    the language of disconnection.
  245. I don't mean disconnection,
    I mean disconnection,
  246. human disconnection,
  247. disconnected from each other,
  248. from where we are, from our own thoughts,
  249. so we can occupy another space.
  250. If you're not standing,

  251. you probably know what it's like
    to feel left out.
  252. (Laughter)

  253. (Applause)

  254. You probably -- you know what it's like
    when everybody's a part of something,

  255. and you're not.
  256. You know what it's like
    being the minority.
  257. And now that I'm speaking your language,
  258. I'm going to ask you to stand,
  259. since we're speaking the same language.
  260. Because I believe that language
    of being the minority
  261. is one of the most important languages
    you can ever speak in your life,
  262. because how you feel
    in that position of compromise
  263. will directly determine how you act
    in that position of power.
  264. Thank you for participating.
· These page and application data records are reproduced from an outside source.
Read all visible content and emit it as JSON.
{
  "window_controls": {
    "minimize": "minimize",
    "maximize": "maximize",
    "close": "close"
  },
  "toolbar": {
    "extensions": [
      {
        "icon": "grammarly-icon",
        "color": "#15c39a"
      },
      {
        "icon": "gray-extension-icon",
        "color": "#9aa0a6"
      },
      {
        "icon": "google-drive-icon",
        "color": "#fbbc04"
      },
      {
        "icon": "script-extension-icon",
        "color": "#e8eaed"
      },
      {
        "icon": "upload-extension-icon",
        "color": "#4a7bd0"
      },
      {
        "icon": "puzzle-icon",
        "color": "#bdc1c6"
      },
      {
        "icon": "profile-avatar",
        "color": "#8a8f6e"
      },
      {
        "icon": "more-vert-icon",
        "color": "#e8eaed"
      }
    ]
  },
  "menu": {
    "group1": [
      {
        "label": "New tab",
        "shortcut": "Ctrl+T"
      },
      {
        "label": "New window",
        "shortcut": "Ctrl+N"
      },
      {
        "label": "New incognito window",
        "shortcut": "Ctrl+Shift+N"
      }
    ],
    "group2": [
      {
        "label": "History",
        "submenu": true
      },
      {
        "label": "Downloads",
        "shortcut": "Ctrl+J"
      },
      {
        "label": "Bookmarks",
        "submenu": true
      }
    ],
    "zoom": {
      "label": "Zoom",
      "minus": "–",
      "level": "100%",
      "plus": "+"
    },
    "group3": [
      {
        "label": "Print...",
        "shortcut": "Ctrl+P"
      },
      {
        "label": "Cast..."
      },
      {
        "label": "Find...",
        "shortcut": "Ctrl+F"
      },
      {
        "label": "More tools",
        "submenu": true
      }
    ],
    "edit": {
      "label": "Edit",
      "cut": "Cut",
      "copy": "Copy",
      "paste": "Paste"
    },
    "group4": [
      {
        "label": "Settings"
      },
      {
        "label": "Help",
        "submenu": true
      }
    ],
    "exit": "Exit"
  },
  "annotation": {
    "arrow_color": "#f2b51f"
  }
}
  265. If you'd take a seat,
    I want to speak one last language.
  266. (Applause)

  267. This one, you don't need to stand.

  268. I just want to see if you recognize it.
  269. Most the girls in the world
    are complainin' about it.

  270. Most the poems in the world
    been written about it.
  271. Most the music on the radio
    be hittin' about it, kickin' about it,
  272. or rippin' about it.
  273. Most the verses in the game
    people spittin' about it,
  274. most the songs in the world,
    people talkin' about it.
  275. Most the broken hearts I know
    are walkin' without it,
  276. started to doubt it,
  277. or lost without it.
  278. Most the shadows in the dark
    have forgotten about it.
  279. Everybody in the world
    would be trippin' without it.
  280. Every boy and every girl
    will be dead without it,
  281. struggle without it, nothing without it.
  282. Most the pages that are filled
    are filled about it.
  283. ["It" = Love]
  284. The tears that are spilled
    are spilled about it.
  285. The people that have felt it
    are real about it.
  286. A life without it, you'd be lost.
  287. When I'm in it and I feel it,
    I be shoutin' about it.
  288. Everybody in the whole world
    knowin' about it.
  289. I'm hurt and broke down
    and be flowin' about it,
  290. goin' about it wrong
    'cause I didn't allow it.
  291. Can the wound or scar heal without it?
  292. Can't the way that you feel
    be concealed about it?
  293. Everybody has their own ideal about it,
  294. dream about it,
  295. appeal about it.
  296. So what's the deal about it?
  297. Are you 'bout it to know
    that life is a dream
  298. and unreal without it?
  299. But I'm just a writer.
  300. What can I reveal about it?
  301. Why is it that the most spoken-about
    language in the world

  302. is the one we have the toughest time
    speaking or expressing?
  303. No matter how many books,
    how many seminars,
  304. how many life-coaching sessions we go to,
  305. we just can't get enough of it.
  306. And I ask you now:
  307. Is that number that you had
    at the beginning, has that changed?
  308. And I challenge you, when you see someone,
  309. to ask yourself:
  310. What languages do we share?
  311. And if you don't come up with anything,
  312. ask yourself: What languages
    could we share?
  313. And if you still don't
    come up with anything,
  314. ask yourself: What languages can I learn?
  315. And now matter how inconsequential
  316. or insignificant that conversation
    seems at the moment,
  317. I promise you it will
    serve you in the future.
  318. My name is Poet Ali. Thank you.

  319. (Applause)